Start of EXERCISE INPUT

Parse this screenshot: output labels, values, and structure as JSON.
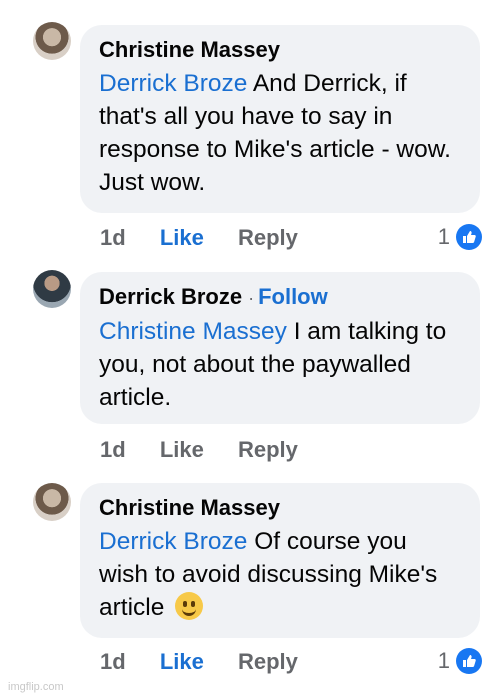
{
  "comments": [
    {
      "author": "Christine Massey",
      "mention": "Derrick Broze",
      "text": " And Derrick, if that's all you have to say in response to Mike's article - wow.  Just wow.",
      "time": "1d",
      "like_label": "Like",
      "reply_label": "Reply",
      "reaction_count": "1",
      "liked_by_viewer": true
    },
    {
      "author": "Derrick Broze",
      "separator": "·",
      "follow_label": "Follow",
      "mention": "Christine Massey",
      "text": " I am talking to you, not about the paywalled article.",
      "time": "1d",
      "like_label": "Like",
      "reply_label": "Reply"
    },
    {
      "author": "Christine Massey",
      "mention": "Derrick Broze",
      "text": " Of course you wish to avoid discussing Mike's article ",
      "emoji": "slightly-smiling-face",
      "time": "1d",
      "like_label": "Like",
      "reply_label": "Reply",
      "reaction_count": "1",
      "liked_by_viewer": true
    }
  ],
  "watermark": "imgflip.com",
  "colors": {
    "bubble": "#f0f2f5",
    "link": "#1a6fd1",
    "muted": "#65676b",
    "like_badge": "#1877f2"
  }
}
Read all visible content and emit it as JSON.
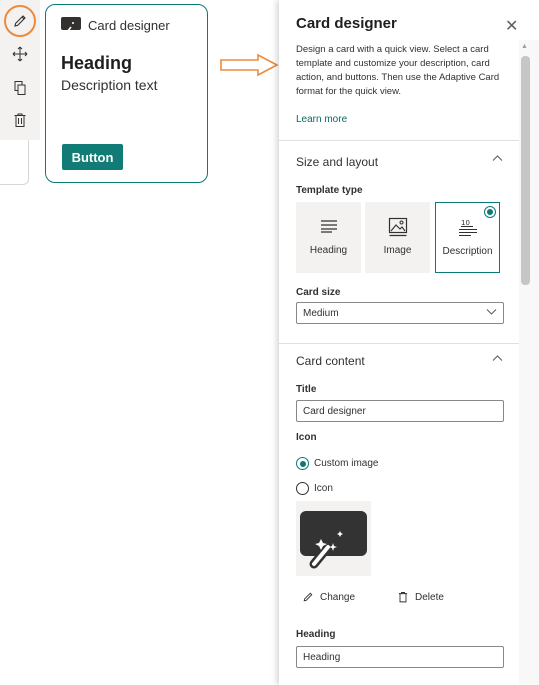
{
  "card_preview": {
    "title": "Card designer",
    "heading": "Heading",
    "description": "Description text",
    "button_label": "Button"
  },
  "colors": {
    "accent": "#107c75",
    "highlight": "#ee8a3a"
  },
  "toolbar": {
    "icons": [
      "pencil-icon",
      "move-icon",
      "copy-icon",
      "trash-icon"
    ]
  },
  "panel": {
    "title": "Card designer",
    "intro": "Design a card with a quick view. Select a card template and customize your description, card action, and buttons. Then use the Adaptive Card format for the quick view.",
    "learn_more": "Learn more",
    "size_layout": {
      "title": "Size and layout",
      "template_type_label": "Template type",
      "templates": [
        {
          "label": "Heading",
          "selected": false
        },
        {
          "label": "Image",
          "selected": false
        },
        {
          "label": "Description",
          "selected": true
        }
      ],
      "card_size_label": "Card size",
      "card_size_value": "Medium"
    },
    "card_content": {
      "title": "Card content",
      "title_label": "Title",
      "title_value": "Card designer",
      "icon_label": "Icon",
      "radio_options": [
        {
          "label": "Custom image",
          "selected": true
        },
        {
          "label": "Icon",
          "selected": false
        }
      ],
      "change_label": "Change",
      "delete_label": "Delete",
      "heading_label": "Heading",
      "heading_value": "Heading"
    }
  }
}
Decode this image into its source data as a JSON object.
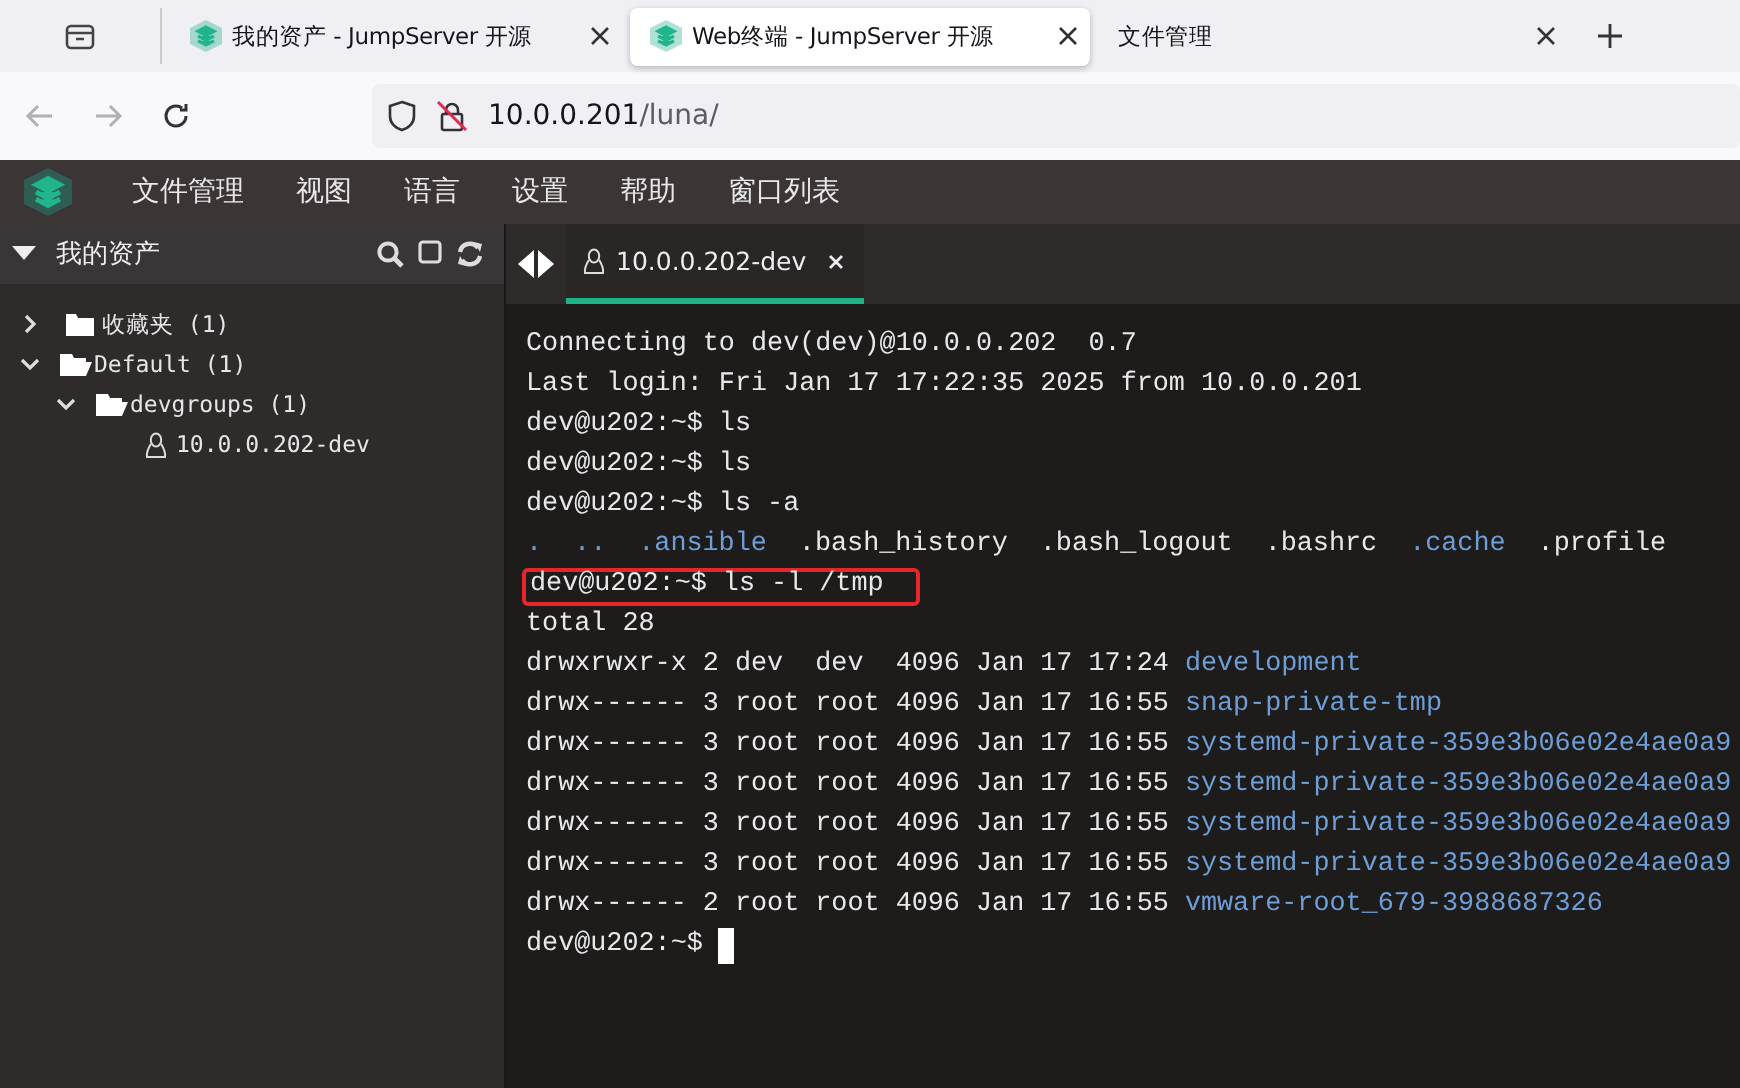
{
  "browser": {
    "tabs": [
      {
        "title": "我的资产 - JumpServer 开源",
        "has_icon": true,
        "selected": false
      },
      {
        "title": "Web终端 - JumpServer 开源",
        "has_icon": true,
        "selected": true
      },
      {
        "title": "文件管理",
        "has_icon": false,
        "selected": false
      }
    ],
    "url_host": "10.0.0.201",
    "url_path": "/luna/"
  },
  "menu": [
    "文件管理",
    "视图",
    "语言",
    "设置",
    "帮助",
    "窗口列表"
  ],
  "sidebar": {
    "title": "我的资产",
    "tree": [
      {
        "label": "收藏夹 (1)",
        "kind": "folder",
        "expanded": false
      },
      {
        "label": "Default (1)",
        "kind": "folder",
        "expanded": true,
        "children": [
          {
            "label": "devgroups (1)",
            "kind": "folder",
            "expanded": true,
            "children": [
              {
                "label": "10.0.0.202-dev",
                "kind": "host"
              }
            ]
          }
        ]
      }
    ]
  },
  "session_tabs": [
    {
      "label": "10.0.0.202-dev",
      "selected": true
    }
  ],
  "terminal": {
    "lines": [
      {
        "highlighted": false,
        "cursor": false,
        "segments": [
          {
            "kind": "plain",
            "text": "Connecting to dev(dev)@10.0.0.202  0.7"
          }
        ]
      },
      {
        "highlighted": false,
        "cursor": false,
        "segments": [
          {
            "kind": "plain",
            "text": "Last login: Fri Jan 17 17:22:35 2025 from 10.0.0.201"
          }
        ]
      },
      {
        "highlighted": false,
        "cursor": false,
        "segments": [
          {
            "kind": "plain",
            "text": "dev@u202:~$ ls"
          }
        ]
      },
      {
        "highlighted": false,
        "cursor": false,
        "segments": [
          {
            "kind": "plain",
            "text": "dev@u202:~$ ls"
          }
        ]
      },
      {
        "highlighted": false,
        "cursor": false,
        "segments": [
          {
            "kind": "plain",
            "text": "dev@u202:~$ ls -a"
          }
        ]
      },
      {
        "highlighted": false,
        "cursor": false,
        "segments": [
          {
            "kind": "dir",
            "text": "."
          },
          {
            "kind": "dir",
            "text": ".."
          },
          {
            "kind": "dir",
            "text": ".ansible"
          },
          {
            "kind": "plain",
            "text": ".bash_history"
          },
          {
            "kind": "plain",
            "text": ".bash_logout"
          },
          {
            "kind": "plain",
            "text": ".bashrc"
          },
          {
            "kind": "dir",
            "text": ".cache"
          },
          {
            "kind": "plain",
            "text": ".profile"
          }
        ]
      },
      {
        "highlighted": true,
        "cursor": false,
        "segments": [
          {
            "kind": "plain",
            "text": "dev@u202:~$ ls -l /tmp"
          }
        ]
      },
      {
        "highlighted": false,
        "cursor": false,
        "segments": [
          {
            "kind": "plain",
            "text": "total 28"
          }
        ]
      },
      {
        "highlighted": false,
        "cursor": false,
        "segments": [
          {
            "kind": "plain",
            "text": "drwxrwxr-x 2 dev  dev  4096 Jan 17 17:24"
          },
          {
            "kind": "dir",
            "text": "development"
          }
        ]
      },
      {
        "highlighted": false,
        "cursor": false,
        "segments": [
          {
            "kind": "plain",
            "text": "drwx------ 3 root root 4096 Jan 17 16:55"
          },
          {
            "kind": "dir",
            "text": "snap-private-tmp"
          }
        ]
      },
      {
        "highlighted": false,
        "cursor": false,
        "segments": [
          {
            "kind": "plain",
            "text": "drwx------ 3 root root 4096 Jan 17 16:55"
          },
          {
            "kind": "dir",
            "text": "systemd-private-359e3b06e02e4ae0a9"
          }
        ]
      },
      {
        "highlighted": false,
        "cursor": false,
        "segments": [
          {
            "kind": "plain",
            "text": "drwx------ 3 root root 4096 Jan 17 16:55"
          },
          {
            "kind": "dir",
            "text": "systemd-private-359e3b06e02e4ae0a9"
          }
        ]
      },
      {
        "highlighted": false,
        "cursor": false,
        "segments": [
          {
            "kind": "plain",
            "text": "drwx------ 3 root root 4096 Jan 17 16:55"
          },
          {
            "kind": "dir",
            "text": "systemd-private-359e3b06e02e4ae0a9"
          }
        ]
      },
      {
        "highlighted": false,
        "cursor": false,
        "segments": [
          {
            "kind": "plain",
            "text": "drwx------ 3 root root 4096 Jan 17 16:55"
          },
          {
            "kind": "dir",
            "text": "systemd-private-359e3b06e02e4ae0a9"
          }
        ]
      },
      {
        "highlighted": false,
        "cursor": false,
        "segments": [
          {
            "kind": "plain",
            "text": "drwx------ 2 root root 4096 Jan 17 16:55"
          },
          {
            "kind": "dir",
            "text": "vmware-root_679-3988687326"
          }
        ]
      },
      {
        "highlighted": false,
        "cursor": true,
        "segments": [
          {
            "kind": "plain",
            "text": "dev@u202:~$"
          }
        ]
      }
    ]
  }
}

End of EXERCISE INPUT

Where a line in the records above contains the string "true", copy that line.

      "liked_by_viewer": true
      "liked_by_viewer": true
          "selected": true
          "selected": true
        "has_icon": true,
        "has_icon": true,
        "selected": true
        "expanded": true,
            "expanded": true,
      "selected": true
        "highlighted": true,
        "cursor": true,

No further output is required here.